Granted, Murray was nursing a bad hamstring last game and the previous game. All that being said, he did have a 75 yard touchdown with a bad hamstring, and he did put up over 1,600 total yards and 12 touchdowns just a season ago. Don’t be surprised if this ends up being the year Henry takes over the lead-back role in Tennessee. By the same token, don’t be surprised if Murray returns to solid RB1 form either.
3) Terrelle Pryor
Let me guess, the minute Pryor landed in Washington after Desean Jackson left you had your sights set on him? You probably remembered Pryor was somehow a WR2 to low end WR1 inside of the dumpster fire that was the Cleveland Browns last season. Now he is on a team that actually passes the ball well and has a quarterback who isn’t absolute trash. He is also 6 foot 4, ripped out of his mind, fast, and he is flat out one of the best athletes, not just receivers, in the NFL today. He ran a 4.4 forty yard dash in high school, per Rivals.com.

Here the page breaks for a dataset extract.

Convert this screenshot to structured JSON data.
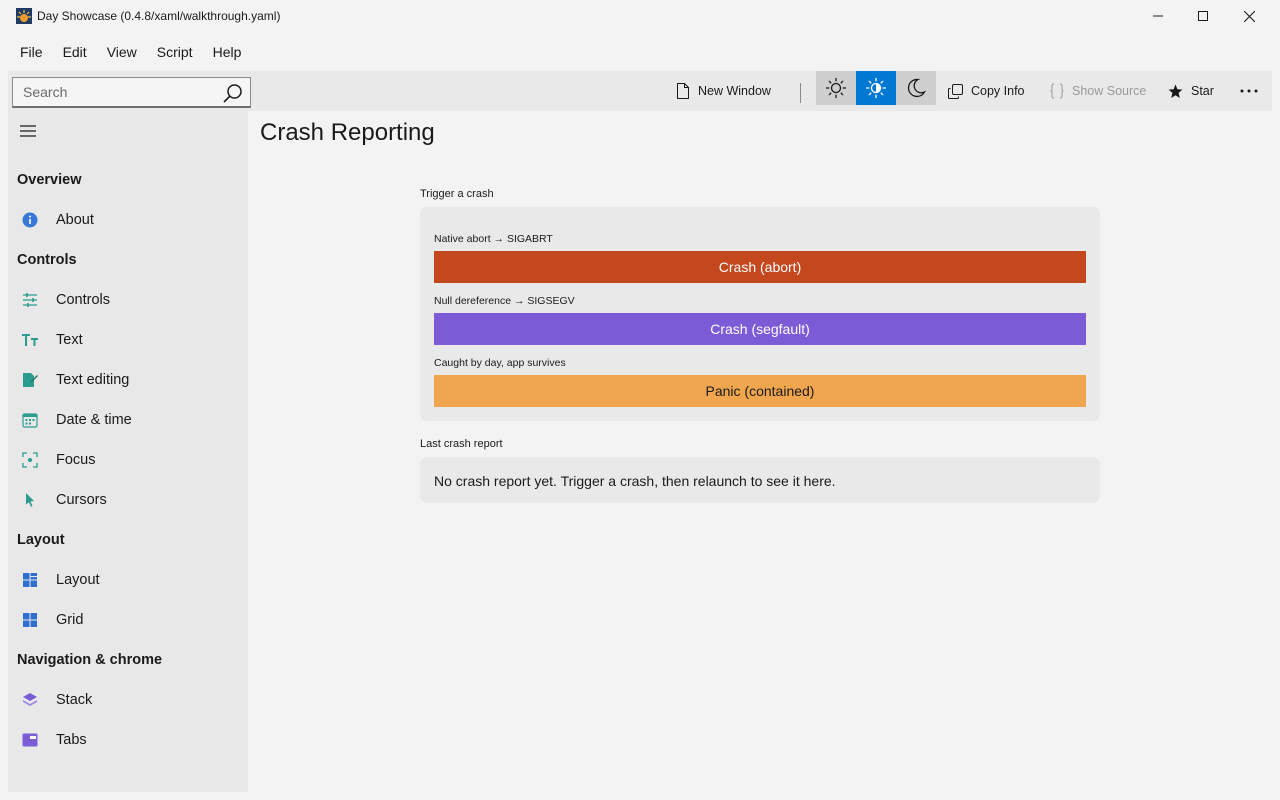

You put all of this together and thought wow, Pryor is going to have the breakout year of his career and he might even put up top 10 receiver numbers this year. Me too. Pryor was projected to be the 14th overall receiver this year. Currently, he ranks as the 67th overall receiver in PPR. The reasons for this difference between projection and actual production is obvious to those of us watching.
Pryor simply lacks some of the subtleties of the receiver position (this is understandable considering he used to be quarterback). Each game he blows opportunities because of either drops (dropped a long touchdown in week one), poorly run routes, or fading away from the ball instead of attacking it and coming back to it. The targets are not even there at this point. Pryor has been targeted only 8 times over the past 2 games, per rotoworld.com.
Eventually, Pryor will be a top receiver in this league if a team is willing to be patient with him. He has proven that he is capable of running receiver-like routes and has the talent to be a starting receiver in the NFL. Although, he has also proven that he can do neither of those two things consistently yet. He will get coached up on his route running technique and ball skills as his career progresses. Pryor may not figure it all out this year, but I expect him to turn it around to the point where he is at least able to put up 1,000 yards this year.